Jane Gratton, head of skills at the BCC is due to tell a conference on apprenticeships that the scheme is currently “unfit for purpose”.

Since its introduction the number of new apprenticeships has fallen by 25%.

The government said it had put employers “at the heart” of the scheme.

In a statement, a Department for Education spokesperson said: “We continue to work with employers to make sure the levy meets their needs and they get the skills they need to grow.”

However, Ms Grattan will tell delegates in London later on Thursday that the levy is acting as a brake on skills development.

“Businesses recognise that apprenticeships are a crucial tool in shaping the skills of tomorrow, but the current restrictions and inflexibility of the system make it unfit for purpose,” she will say.

Under the scheme, which was introduced in April 2017, all employers with a wage bill greater than £3m pay 0.5% of their payroll into a central fund. In return they receive vouchers which can be used to fund apprenticeships.

Smaller firms are also expected to contribute to the costs of apprenticeships unless they employ fewer than 50 people.

Analysis: Jonty Bloom, business correspondent

The Apprenticeship levy has been deeply unpopular ever since it was announced.

Larger firms see it as little more than an extra tax, even though they can claim the money back plus 10% from the government to fund their training; the majority of the money raised has not even been claimed back.

Smaller firms have their apprenticeships subsidised by the government, but many think the system is complicated, poorly organised and does not offer the training they need.

Overall since the levy started there has been a fall of about 25% in the number of new apprenticeships, which means the government’s target of creating three million by 2020 is now probably impossible to hit.

The BCC says many firms are finding it difficult to engage with the levy system “due to its complexity”, and regard it as another tax, rather than a useful way to organise training.

“For many levy payers it feels like a tax, or redirects funds set aside for other forms of workplace training,” Ms Gratton will say.

She will call on the government to engage with business and training providers to adapt the system. The BCC would like the government to provide more support for small and medium-sized companies.

It would like bigger companies to be allowed to pass on more of the levy funding that they are unable to use directly to their supply chain companies. They can currently only pass on 10% in this way. The BCC says a higher limit would boost productivity and make supply chains more competitive.

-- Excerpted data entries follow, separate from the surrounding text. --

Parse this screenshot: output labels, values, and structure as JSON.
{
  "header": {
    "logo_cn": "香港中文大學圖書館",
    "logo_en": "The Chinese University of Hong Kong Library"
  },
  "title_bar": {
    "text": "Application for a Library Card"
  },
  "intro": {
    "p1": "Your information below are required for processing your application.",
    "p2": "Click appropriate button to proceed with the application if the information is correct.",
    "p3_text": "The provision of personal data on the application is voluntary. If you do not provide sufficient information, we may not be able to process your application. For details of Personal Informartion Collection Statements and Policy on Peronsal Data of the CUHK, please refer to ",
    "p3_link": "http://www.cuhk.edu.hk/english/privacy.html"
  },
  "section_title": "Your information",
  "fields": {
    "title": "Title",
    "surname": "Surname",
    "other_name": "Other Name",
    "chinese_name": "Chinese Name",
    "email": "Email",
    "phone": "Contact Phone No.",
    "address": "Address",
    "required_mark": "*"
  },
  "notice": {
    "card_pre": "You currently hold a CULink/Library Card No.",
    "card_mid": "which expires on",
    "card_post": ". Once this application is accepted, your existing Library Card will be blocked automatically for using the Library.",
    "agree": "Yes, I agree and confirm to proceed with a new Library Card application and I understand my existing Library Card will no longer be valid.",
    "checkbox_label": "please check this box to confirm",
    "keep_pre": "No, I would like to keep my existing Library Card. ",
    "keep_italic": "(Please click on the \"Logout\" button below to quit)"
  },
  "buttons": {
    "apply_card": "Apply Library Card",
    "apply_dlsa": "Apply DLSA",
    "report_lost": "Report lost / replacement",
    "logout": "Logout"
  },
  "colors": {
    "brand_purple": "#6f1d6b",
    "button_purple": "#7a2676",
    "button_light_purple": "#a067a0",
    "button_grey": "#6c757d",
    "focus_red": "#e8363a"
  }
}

The BCC is also calling for businesses to have more time to source a quality training provider before their levy pots expire and are absorbed by the Treasury.

In its response, the Department for Education said: “We have put employers at the heart of designing new, higher quality apprenticeships and our new apprenticeship service gives levy-paying employers direct access to and control over their apprenticeship funding.

“Our reforms have fundamentally changed what apprenticeships are, and the long-term opportunities they can provide for employers and apprentices alike.”